Chapéu do Bispo (or "Bishop's Hat") peak is the fourth highest peak of Monte Verde village, south of Minas Gerais, Brazil, and all the cities nearby. Monte Verde is well known as the “brazilian Switzerland” since the city is actually a small village with one main street and around 20 others crossing that one, with a number 20.000 people living there. The houses and hotels and restaurants at the main street look like european. It is so small that is considered to be part of a bigger city called Camanducaia. The altitude of the city is 1.560 m. As the fourth summit and touristic spot, Chapéu do Bispo does not get the same attention as Selado and Pedra Partida. It is also often visited, daily like the others, by dozens of people between Monday and Thursday, and at winter time, by hundreds daily between Fridays and Sundays. BUT, not everyone gets to its summit. People who visit that mountain are also monstly tourists looking for just a walk or some ice in the woods, which can be found in winter since the temperature can easily drop to –5°C and of course, there’s the humidity typical of the brazilian rainforests. But in that mountain a different chalenge must be done to reach the summit, a chimney climbing must be done, it’s not that difficut but tourists don’t do it.It is about 4 meters high. That mountain is inbetween the other summits of the area: Pedra Partida and Pico do Selado, very close to Pedra Redonda. In 2008, Monte Verde won the title of best winter destination in Brazil. In 2009, the title of most romantic city in the poll held by the site Viajeaqui http://viajeaqui.abril.com.br/especiais/cidades-romanticas-2009 and Quatro Rodas magazine, published by Editora Abril. If it were a city, it would be the second highest city of Brazil, the first one is Campos de Jordão, at 1.628 m high. Also a touristic winter place. Several agencies and guides take people daily to the Peak, low prices. The lowest temperature ever recorded in Monte Verde was: –14°C! Pretty cold ah?!
The mountain got that name because the summit rocks looks like a Bishop’s hat. “Chapéu do Bispo” is portuguese for “bishop’s hat”.
Main mountain page photo: Chapéu do Bispo, Pedra Partida Peak and Pedra Redonda. View from Pico do Selado, very close to its summit area.
Look for this!
That’s the main problem. If you go by car, from Camanducaia there is a sand road to get up there. If you go by bus, from São Paulo or Rio take a bus to Camanducaia, south of Minas Gerais. From there 4 buses depart to the village daily. It is really cheap. If you lose the last bus, it’s better to spend the night at Camanducaia and leave in the morning.

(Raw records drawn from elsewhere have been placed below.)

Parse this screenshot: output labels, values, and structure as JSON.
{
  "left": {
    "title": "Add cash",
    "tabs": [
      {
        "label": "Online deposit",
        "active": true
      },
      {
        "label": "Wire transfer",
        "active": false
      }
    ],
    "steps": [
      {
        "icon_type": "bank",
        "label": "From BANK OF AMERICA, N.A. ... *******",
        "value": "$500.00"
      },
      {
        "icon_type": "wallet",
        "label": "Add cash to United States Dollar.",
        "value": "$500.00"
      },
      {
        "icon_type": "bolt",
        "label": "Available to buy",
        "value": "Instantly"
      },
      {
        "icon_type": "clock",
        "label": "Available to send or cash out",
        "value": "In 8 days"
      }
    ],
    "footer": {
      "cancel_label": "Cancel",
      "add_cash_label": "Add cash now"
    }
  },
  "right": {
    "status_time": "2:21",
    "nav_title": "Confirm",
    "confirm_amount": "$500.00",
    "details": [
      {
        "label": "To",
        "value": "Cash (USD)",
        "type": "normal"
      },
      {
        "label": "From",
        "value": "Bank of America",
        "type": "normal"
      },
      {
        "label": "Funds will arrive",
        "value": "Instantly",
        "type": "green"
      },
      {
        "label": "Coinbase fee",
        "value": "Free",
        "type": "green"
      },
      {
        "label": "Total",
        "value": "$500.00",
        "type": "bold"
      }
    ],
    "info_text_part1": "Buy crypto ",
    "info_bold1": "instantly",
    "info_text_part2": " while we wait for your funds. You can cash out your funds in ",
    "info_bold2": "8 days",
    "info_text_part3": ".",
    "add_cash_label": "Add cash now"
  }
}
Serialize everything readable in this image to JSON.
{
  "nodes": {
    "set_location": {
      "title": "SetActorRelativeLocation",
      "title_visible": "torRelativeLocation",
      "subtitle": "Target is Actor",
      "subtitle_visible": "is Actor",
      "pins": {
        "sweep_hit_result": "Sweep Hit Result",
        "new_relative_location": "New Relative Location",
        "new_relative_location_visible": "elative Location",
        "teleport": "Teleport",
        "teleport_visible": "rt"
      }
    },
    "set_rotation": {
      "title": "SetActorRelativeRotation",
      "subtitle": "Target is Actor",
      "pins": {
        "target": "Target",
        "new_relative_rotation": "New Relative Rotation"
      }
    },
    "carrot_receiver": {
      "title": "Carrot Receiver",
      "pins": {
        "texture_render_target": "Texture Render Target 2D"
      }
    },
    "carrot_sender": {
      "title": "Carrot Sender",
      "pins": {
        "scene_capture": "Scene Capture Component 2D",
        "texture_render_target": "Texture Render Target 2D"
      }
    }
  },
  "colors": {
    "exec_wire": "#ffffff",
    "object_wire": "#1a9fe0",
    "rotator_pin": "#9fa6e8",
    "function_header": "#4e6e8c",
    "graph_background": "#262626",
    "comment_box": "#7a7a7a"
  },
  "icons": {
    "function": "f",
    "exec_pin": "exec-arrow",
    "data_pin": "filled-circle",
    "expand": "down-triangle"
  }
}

The trail: Very easy, you can’t miss it. Once you get in the city look for the street that has a sign that says "Pedra Redonda e Pedra Partida" at the corner. It is just a couple blocks down the street for Selado Peak. Take that street and keep going up until you reach a huge parking lot (around 1 hour walking up!). At your right there will be a sign telling you where to go: Right to Pico Chapéu do Bispo, left to Pedra Redonda, take the right. After a while like half an hour, you will reach the boulders that compose the summit. Find that rock at pictures bellow to do the chimney climbing for the summit. At this mountain there is no visitors book. Nice to set up camp by the rocks.
The way for the summit.
The way for the summit 2.
Me at the pass.
Camping at the base of Selado Peak
Anywhere you want. Just respect the nature and wildlife. That is a really good place to camp by the summit block of Selado Peak. It is protected from winds and tourists.
Video from the summit of Selado Peak at sunset time.
You can hike this mountain in all seasons, but in summer there are rains every day. In winter is cold, but the days are clearer. The temperatures going from -10°C to 15°C.
Best time to climb: April to September.
To hike/ climb is a dangerous activity and requires proper equipment and clothing, the owner of this page cannot be blamed by injuries caused to anyone who read this page for its info about the mountain, and eventually got hurt by doing so with reckless behaviour or bad weather conditions.